═════ Dataset records
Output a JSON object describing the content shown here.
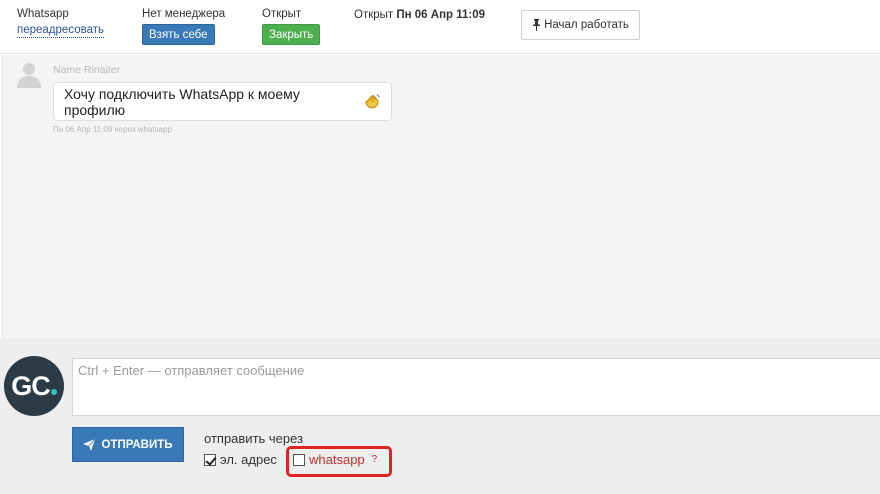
{
  "header": {
    "channel_label": "Whatsapp",
    "redirect_link": "переадресовать",
    "manager_label": "Нет менеджера",
    "take_button": "Взять себе",
    "status_label": "Открыт",
    "close_button": "Закрыть",
    "opened_prefix": "Открыт",
    "opened_datetime": "Пн 06 Апр 11:09",
    "start_work_button": "Начал работать"
  },
  "chat": {
    "messages": [
      {
        "author": "Name Rinaiter",
        "text": "Хочу подключить WhatsApp к моему профилю",
        "meta": "Пн 06 Апр 11:09 через whatsapp"
      }
    ]
  },
  "composer": {
    "placeholder": "Ctrl + Enter — отправляет сообщение",
    "send_button": "ОТПРАВИТЬ",
    "send_via_label": "отправить через",
    "options": [
      {
        "label": "эл. адрес",
        "checked": true
      },
      {
        "label": "whatsapp",
        "checked": false,
        "help": "?"
      }
    ]
  },
  "colors": {
    "primary": "#3a79b7",
    "success": "#4cb04f",
    "highlight": "#e02424",
    "avatar_bg": "#2b3b47",
    "avatar_accent": "#2fc5b8"
  }
}
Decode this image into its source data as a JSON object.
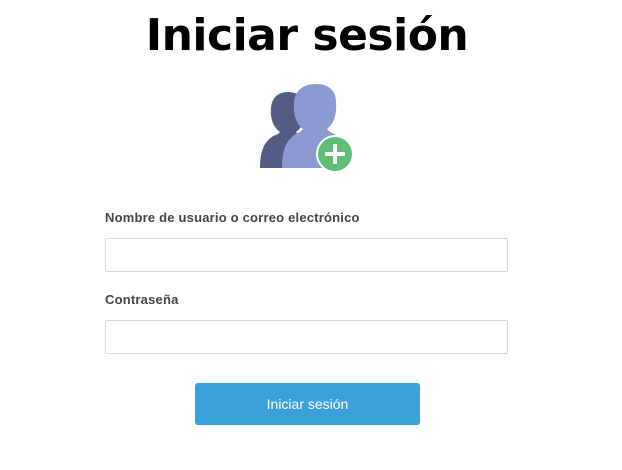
{
  "page": {
    "title": "Iniciar sesión"
  },
  "icons": {
    "header_icon": "users-add-icon"
  },
  "form": {
    "username_label": "Nombre de usuario o correo electrónico",
    "username_value": "",
    "password_label": "Contraseña",
    "password_value": "",
    "submit_label": "Iniciar sesión"
  },
  "colors": {
    "primary_button": "#3aa1da",
    "icon_back_user": "#535c82",
    "icon_front_user": "#8b9bd2",
    "icon_add_badge": "#5fbd78"
  }
}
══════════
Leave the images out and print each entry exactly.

Output a JSON object describing the content shown here.
{
  "header": {
    "channel_label": "Whatsapp",
    "redirect_link": "переадресовать",
    "manager_label": "Нет менеджера",
    "take_button": "Взять себе",
    "status_label": "Открыт",
    "close_button": "Закрыть",
    "opened_prefix": "Открыт",
    "opened_datetime": "Пн 06 Апр 11:09",
    "start_work_button": "Начал работать"
  },
  "chat": {
    "messages": [
      {
        "author": "Name Rinaiter",
        "text": "Хочу подключить WhatsApp к моему профилю",
        "meta": "Пн 06 Апр 11:09 через whatsapp"
      }
    ]
  },
  "composer": {
    "placeholder": "Ctrl + Enter — отправляет сообщение",
    "send_button": "ОТПРАВИТЬ",
    "send_via_label": "отправить через",
    "options": [
      {
        "label": "эл. адрес",
        "checked": true
      },
      {
        "label": "whatsapp",
        "checked": false,
        "help": "?"
      }
    ]
  },
  "colors": {
    "primary": "#3a79b7",
    "success": "#4cb04f",
    "highlight": "#e02424",
    "avatar_bg": "#2b3b47",
    "avatar_accent": "#2fc5b8"
  }
}
Decode this image into its source data as a JSON object.
{
  "page": {
    "title": "Iniciar sesión"
  },
  "icons": {
    "header_icon": "users-add-icon"
  },
  "form": {
    "username_label": "Nombre de usuario o correo electrónico",
    "username_value": "",
    "password_label": "Contraseña",
    "password_value": "",
    "submit_label": "Iniciar sesión"
  },
  "colors": {
    "primary_button": "#3aa1da",
    "icon_back_user": "#535c82",
    "icon_front_user": "#8b9bd2",
    "icon_add_badge": "#5fbd78"
  }
}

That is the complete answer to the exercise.